The courts have consistently upheld business rights to information stored on company-owned information assets, including email and other messaging media. There were limits, like restricting data retrieval to items actually related to business transactions or relavant to an ongoing investigation. Now, however, a U.S. Federal court has placed messages sent via contracted services within the scope of employee expectation of privacy.

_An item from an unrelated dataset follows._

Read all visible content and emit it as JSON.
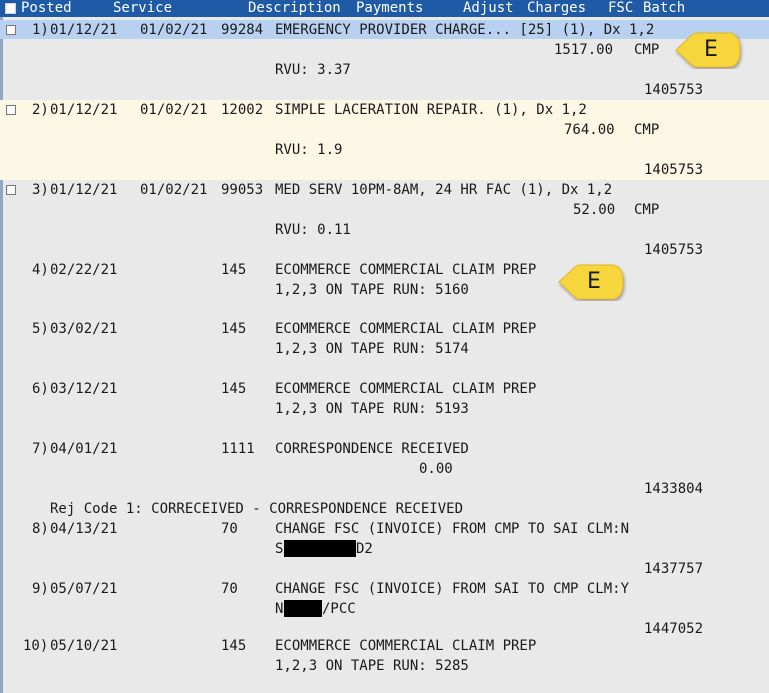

A ruling by a three-judge panel in the U.S. Ninth Circuit Court of Appeals has established new privacy rights for employees who use employer-issued cell phones, pagers and computers to send personal text messages. The judges upheld the verdict in Quon v. Arch Wireless, which determined that if an employer contracts with an outside provider for messaging -- as most do -- it does not have the right to ask the service provider for transcripts of the text messages employees send out. The same concept can be applied to e-mail communications if the employer outsources that service instead of maintaining it on an internal server . Source: Workplace Text-Messaging Ruling Wows Privacy Advocates, Erika Morphy, TechNewsWorld, 20 June 2008

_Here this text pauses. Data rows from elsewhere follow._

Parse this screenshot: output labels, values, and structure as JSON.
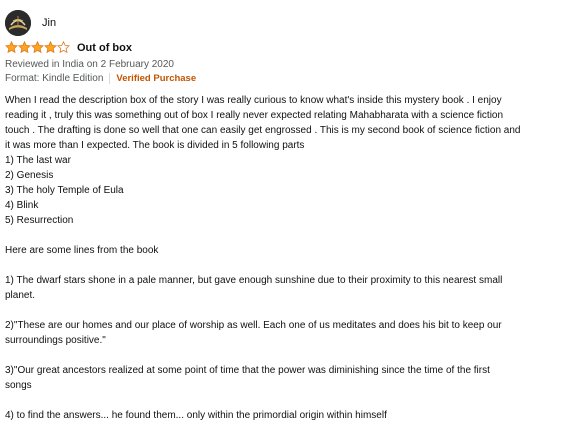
{
  "reviewer": {
    "name": "Jin",
    "avatar_icon": "reviewer-avatar-icon"
  },
  "rating": {
    "stars": 4,
    "max": 5,
    "star_color": "#ffa41c",
    "star_outline": "#de7921"
  },
  "review": {
    "title": "Out of box",
    "date": "Reviewed in India on 2 February 2020",
    "format": "Format: Kindle Edition",
    "verified": "Verified Purchase",
    "body_lines": [
      "When I read the description box of the story I was really curious to know what's inside this mystery book . I enjoy",
      "reading it , truly this was something out of box I really never expected relating Mahabharata with a science fiction",
      "touch . The drafting is done so well that one can easily get engrossed . This is my second book of science fiction and",
      "it was more than I expected. The book is divided in 5 following parts",
      "1) The last war",
      "2) Genesis",
      "3) The holy Temple of Eula",
      "4) Blink",
      "5) Resurrection",
      "",
      "Here are some lines from the book",
      "",
      "1) The dwarf stars shone in a pale manner, but gave enough sunshine due to their proximity to this nearest small",
      "planet.",
      "",
      "2)\"These are our homes and our place of worship as well. Each one of us meditates and does his bit to keep our",
      "surroundings positive.\"",
      "",
      "3)\"Our great ancestors realized at some point of time that the power was diminishing since the time of the first",
      "songs",
      "",
      "4) to find the answers... he found them... only within the primordial origin within himself"
    ]
  }
}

This ruling can have interesting ramifications, extending far beyond employee privacy issues. For example, it will be interesting to see what happens when, during litigation, text messages are believed to contain discoverable material. Another interesting twist is the inability of managers to track the movement of sensitive information (yes, in small amounts) or violations of HR policies that foster a hostile work environment (e.g., harrassment, racial or sexual epithets, etc.). It isn't reasonable to shut down text messaging as a productivity tool, just like it isn't practical to prohibit the use of smartphones or PDAs. Rather, this is just one more thing for the innovative security manager to deal with. This may not be the last word, however. The U.S. Court of Appeals for the Ninth Circuit is arguably the most liberal court in the country. It's possible this is just an aberration, a small bump in the road that will be removed when and if other courts--including the Supreme Court--weigh in on this issue.